Provided data.
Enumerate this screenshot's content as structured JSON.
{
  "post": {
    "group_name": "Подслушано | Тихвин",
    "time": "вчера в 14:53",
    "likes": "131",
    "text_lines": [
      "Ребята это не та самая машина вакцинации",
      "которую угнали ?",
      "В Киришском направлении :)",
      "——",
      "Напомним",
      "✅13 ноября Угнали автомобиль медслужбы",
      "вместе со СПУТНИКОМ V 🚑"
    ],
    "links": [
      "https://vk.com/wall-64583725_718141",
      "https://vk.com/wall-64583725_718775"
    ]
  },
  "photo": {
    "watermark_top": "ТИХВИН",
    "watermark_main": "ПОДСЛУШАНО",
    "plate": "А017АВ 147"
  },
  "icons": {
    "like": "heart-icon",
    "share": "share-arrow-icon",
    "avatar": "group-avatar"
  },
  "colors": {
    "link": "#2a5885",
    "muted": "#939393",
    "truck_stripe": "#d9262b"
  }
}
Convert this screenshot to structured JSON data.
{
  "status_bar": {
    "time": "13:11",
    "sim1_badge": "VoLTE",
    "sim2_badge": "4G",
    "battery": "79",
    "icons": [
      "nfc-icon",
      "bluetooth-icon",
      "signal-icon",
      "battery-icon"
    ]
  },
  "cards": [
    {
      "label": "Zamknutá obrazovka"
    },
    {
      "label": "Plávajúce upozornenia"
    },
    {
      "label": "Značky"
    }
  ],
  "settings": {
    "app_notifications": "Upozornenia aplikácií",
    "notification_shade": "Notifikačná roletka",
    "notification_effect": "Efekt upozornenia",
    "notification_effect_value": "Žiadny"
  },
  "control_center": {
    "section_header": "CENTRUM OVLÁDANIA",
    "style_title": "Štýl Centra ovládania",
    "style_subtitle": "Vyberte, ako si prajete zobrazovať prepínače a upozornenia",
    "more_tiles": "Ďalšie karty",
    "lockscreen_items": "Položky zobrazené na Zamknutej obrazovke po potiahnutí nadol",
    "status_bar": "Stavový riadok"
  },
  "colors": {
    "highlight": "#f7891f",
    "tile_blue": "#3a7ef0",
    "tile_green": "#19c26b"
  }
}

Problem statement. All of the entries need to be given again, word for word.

Answer for this exercise.
Enumerate this screenshot's content as structured JSON.
{
  "post": {
    "group_name": "Подслушано | Тихвин",
    "time": "вчера в 14:53",
    "likes": "131",
    "text_lines": [
      "Ребята это не та самая машина вакцинации",
      "которую угнали ?",
      "В Киришском направлении :)",
      "——",
      "Напомним",
      "✅13 ноября Угнали автомобиль медслужбы",
      "вместе со СПУТНИКОМ V 🚑"
    ],
    "links": [
      "https://vk.com/wall-64583725_718141",
      "https://vk.com/wall-64583725_718775"
    ]
  },
  "photo": {
    "watermark_top": "ТИХВИН",
    "watermark_main": "ПОДСЛУШАНО",
    "plate": "А017АВ 147"
  },
  "icons": {
    "like": "heart-icon",
    "share": "share-arrow-icon",
    "avatar": "group-avatar"
  },
  "colors": {
    "link": "#2a5885",
    "muted": "#939393",
    "truck_stripe": "#d9262b"
  }
}
Convert this screenshot to structured JSON data.
{
  "status_bar": {
    "time": "13:11",
    "sim1_badge": "VoLTE",
    "sim2_badge": "4G",
    "battery": "79",
    "icons": [
      "nfc-icon",
      "bluetooth-icon",
      "signal-icon",
      "battery-icon"
    ]
  },
  "cards": [
    {
      "label": "Zamknutá obrazovka"
    },
    {
      "label": "Plávajúce upozornenia"
    },
    {
      "label": "Značky"
    }
  ],
  "settings": {
    "app_notifications": "Upozornenia aplikácií",
    "notification_shade": "Notifikačná roletka",
    "notification_effect": "Efekt upozornenia",
    "notification_effect_value": "Žiadny"
  },
  "control_center": {
    "section_header": "CENTRUM OVLÁDANIA",
    "style_title": "Štýl Centra ovládania",
    "style_subtitle": "Vyberte, ako si prajete zobrazovať prepínače a upozornenia",
    "more_tiles": "Ďalšie karty",
    "lockscreen_items": "Položky zobrazené na Zamknutej obrazovke po potiahnutí nadol",
    "status_bar": "Stavový riadok"
  },
  "colors": {
    "highlight": "#f7891f",
    "tile_blue": "#3a7ef0",
    "tile_green": "#19c26b"
  }
}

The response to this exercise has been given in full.